··· DATA TO USE ···

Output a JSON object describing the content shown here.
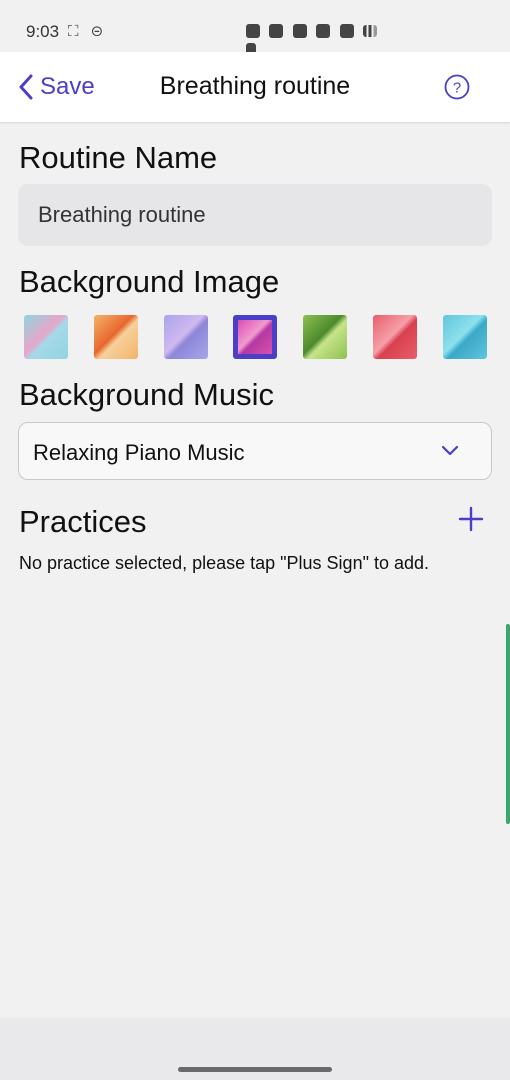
{
  "status_bar": {
    "time": "9:03",
    "left_icons": "⛶ ⊝"
  },
  "header": {
    "back_label": "Save",
    "title": "Breathing routine"
  },
  "routine_name": {
    "label": "Routine Name",
    "value": "Breathing routine"
  },
  "background_image": {
    "label": "Background Image",
    "swatches": [
      {
        "colors": [
          "#8fd5e0",
          "#e7a6c8",
          "#a6d8e8"
        ],
        "selected": false
      },
      {
        "colors": [
          "#f2b46a",
          "#e8672f",
          "#f6d09a"
        ],
        "selected": false
      },
      {
        "colors": [
          "#a8a6ea",
          "#d0b8f0",
          "#8d86d8"
        ],
        "selected": false
      },
      {
        "colors": [
          "#d94fb0",
          "#f29ad0",
          "#b43aa0"
        ],
        "selected": true
      },
      {
        "colors": [
          "#8ec050",
          "#4d8a2e",
          "#c6e48a"
        ],
        "selected": false
      },
      {
        "colors": [
          "#e85e6a",
          "#f4a0a8",
          "#d94050"
        ],
        "selected": false
      },
      {
        "colors": [
          "#5fc6dc",
          "#8ee0ec",
          "#3aa8c8"
        ],
        "selected": false
      }
    ]
  },
  "background_music": {
    "label": "Background Music",
    "selected": "Relaxing Piano Music"
  },
  "practices": {
    "label": "Practices",
    "empty_message": "No practice selected, please tap \"Plus Sign\" to add."
  },
  "colors": {
    "accent": "#4b3fc8",
    "background": "#f1f1f2"
  }
}
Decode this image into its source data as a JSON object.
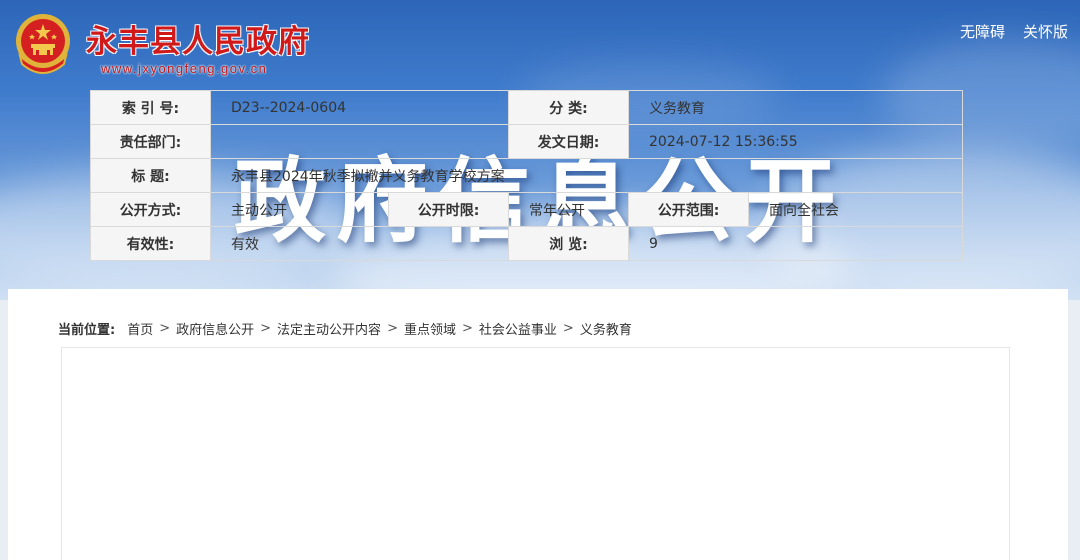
{
  "header": {
    "site_name": "永丰县人民政府",
    "site_url": "www.jxyongfeng.gov.cn",
    "links": [
      "无障碍",
      "关怀版"
    ],
    "banner_title": "政府信息公开"
  },
  "breadcrumb": {
    "label": "当前位置:",
    "items": [
      "首页",
      "政府信息公开",
      "法定主动公开内容",
      "重点领域",
      "社会公益事业",
      "义务教育"
    ],
    "separator": ">"
  },
  "meta": {
    "index_label": "索 引 号:",
    "index_value": "D23--2024-0604",
    "category_label": "分    类:",
    "category_value": "义务教育",
    "dept_label": "责任部门:",
    "dept_value": "",
    "date_label": "发文日期:",
    "date_value": "2024-07-12 15:36:55",
    "title_label": "标    题:",
    "title_value": "永丰县2024年秋季拟撤并义务教育学校方案",
    "mode_label": "公开方式:",
    "mode_value": "主动公开",
    "limit_label": "公开时限:",
    "limit_value": "常年公开",
    "scope_label": "公开范围:",
    "scope_value": "面向全社会",
    "validity_label": "有效性:",
    "validity_value": "有效",
    "views_label": "浏    览:",
    "views_value": "9"
  },
  "colors": {
    "brand_red": "#d01a1a",
    "banner_blue": "#3f7bcc"
  }
}
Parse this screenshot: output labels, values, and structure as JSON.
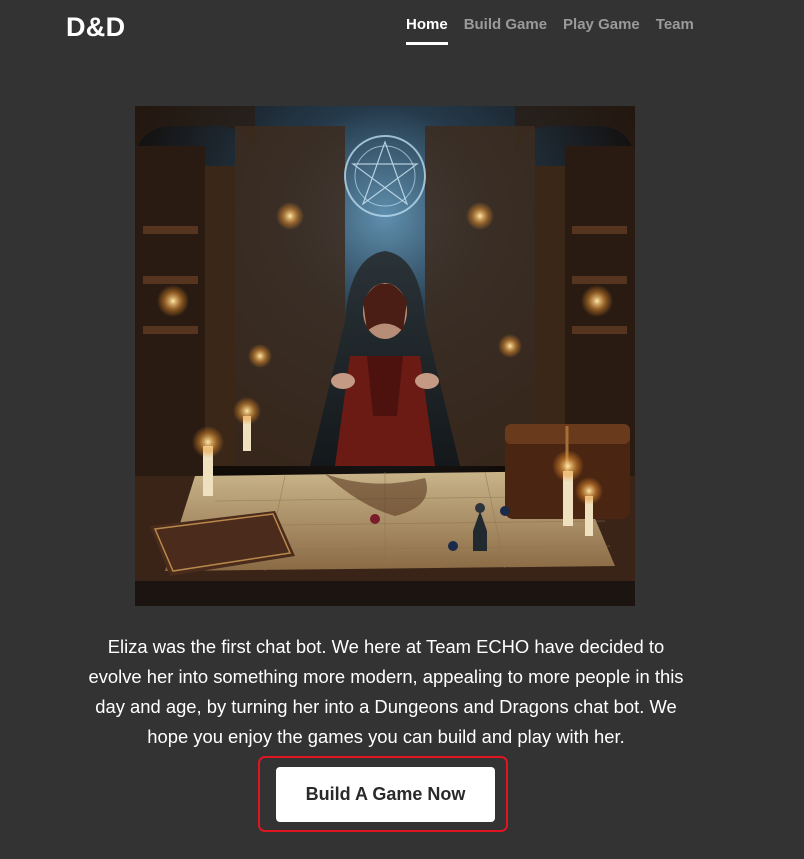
{
  "header": {
    "brand": "D&D",
    "nav": [
      {
        "label": "Home",
        "active": true
      },
      {
        "label": "Build Game",
        "active": false
      },
      {
        "label": "Play Game",
        "active": false
      },
      {
        "label": "Team",
        "active": false
      }
    ]
  },
  "hero": {
    "icon": "dungeon-master-illustration"
  },
  "main": {
    "intro_text": "Eliza was the first chat bot. We here at Team ECHO have decided to evolve her into something more modern, appealing to more people in this day and age, by turning her into a Dungeons and Dragons chat bot. We hope you enjoy the games you can build and play with her.",
    "cta_label": "Build A Game Now"
  },
  "colors": {
    "background": "#333333",
    "nav_inactive": "#9a9a9a",
    "highlight_outline": "#e01522"
  }
}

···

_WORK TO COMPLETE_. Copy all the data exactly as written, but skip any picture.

_THE ANSWER_.
Output a JSON object describing the content shown here.
{
  "status_bar": {
    "time": "9:03",
    "left_icons": "⛶ ⊝"
  },
  "header": {
    "back_label": "Save",
    "title": "Breathing routine"
  },
  "routine_name": {
    "label": "Routine Name",
    "value": "Breathing routine"
  },
  "background_image": {
    "label": "Background Image",
    "swatches": [
      {
        "colors": [
          "#8fd5e0",
          "#e7a6c8",
          "#a6d8e8"
        ],
        "selected": false
      },
      {
        "colors": [
          "#f2b46a",
          "#e8672f",
          "#f6d09a"
        ],
        "selected": false
      },
      {
        "colors": [
          "#a8a6ea",
          "#d0b8f0",
          "#8d86d8"
        ],
        "selected": false
      },
      {
        "colors": [
          "#d94fb0",
          "#f29ad0",
          "#b43aa0"
        ],
        "selected": true
      },
      {
        "colors": [
          "#8ec050",
          "#4d8a2e",
          "#c6e48a"
        ],
        "selected": false
      },
      {
        "colors": [
          "#e85e6a",
          "#f4a0a8",
          "#d94050"
        ],
        "selected": false
      },
      {
        "colors": [
          "#5fc6dc",
          "#8ee0ec",
          "#3aa8c8"
        ],
        "selected": false
      }
    ]
  },
  "background_music": {
    "label": "Background Music",
    "selected": "Relaxing Piano Music"
  },
  "practices": {
    "label": "Practices",
    "empty_message": "No practice selected, please tap \"Plus Sign\" to add."
  },
  "colors": {
    "accent": "#4b3fc8",
    "background": "#f1f1f2"
  }
}
Decode this image into its source data as a JSON object.
{
  "header": {
    "site_name": "永丰县人民政府",
    "site_url": "www.jxyongfeng.gov.cn",
    "links": [
      "无障碍",
      "关怀版"
    ],
    "banner_title": "政府信息公开"
  },
  "breadcrumb": {
    "label": "当前位置:",
    "items": [
      "首页",
      "政府信息公开",
      "法定主动公开内容",
      "重点领域",
      "社会公益事业",
      "义务教育"
    ],
    "separator": ">"
  },
  "meta": {
    "index_label": "索 引 号:",
    "index_value": "D23--2024-0604",
    "category_label": "分    类:",
    "category_value": "义务教育",
    "dept_label": "责任部门:",
    "dept_value": "",
    "date_label": "发文日期:",
    "date_value": "2024-07-12 15:36:55",
    "title_label": "标    题:",
    "title_value": "永丰县2024年秋季拟撤并义务教育学校方案",
    "mode_label": "公开方式:",
    "mode_value": "主动公开",
    "limit_label": "公开时限:",
    "limit_value": "常年公开",
    "scope_label": "公开范围:",
    "scope_value": "面向全社会",
    "validity_label": "有效性:",
    "validity_value": "有效",
    "views_label": "浏    览:",
    "views_value": "9"
  },
  "colors": {
    "brand_red": "#d01a1a",
    "banner_blue": "#3f7bcc"
  }
}
Parse this screenshot: output labels, values, and structure as JSON.
{
  "header": {
    "brand": "D&D",
    "nav": [
      {
        "label": "Home",
        "active": true
      },
      {
        "label": "Build Game",
        "active": false
      },
      {
        "label": "Play Game",
        "active": false
      },
      {
        "label": "Team",
        "active": false
      }
    ]
  },
  "hero": {
    "icon": "dungeon-master-illustration"
  },
  "main": {
    "intro_text": "Eliza was the first chat bot. We here at Team ECHO have decided to evolve her into something more modern, appealing to more people in this day and age, by turning her into a Dungeons and Dragons chat bot. We hope you enjoy the games you can build and play with her.",
    "cta_label": "Build A Game Now"
  },
  "colors": {
    "background": "#333333",
    "nav_inactive": "#9a9a9a",
    "highlight_outline": "#e01522"
  }
}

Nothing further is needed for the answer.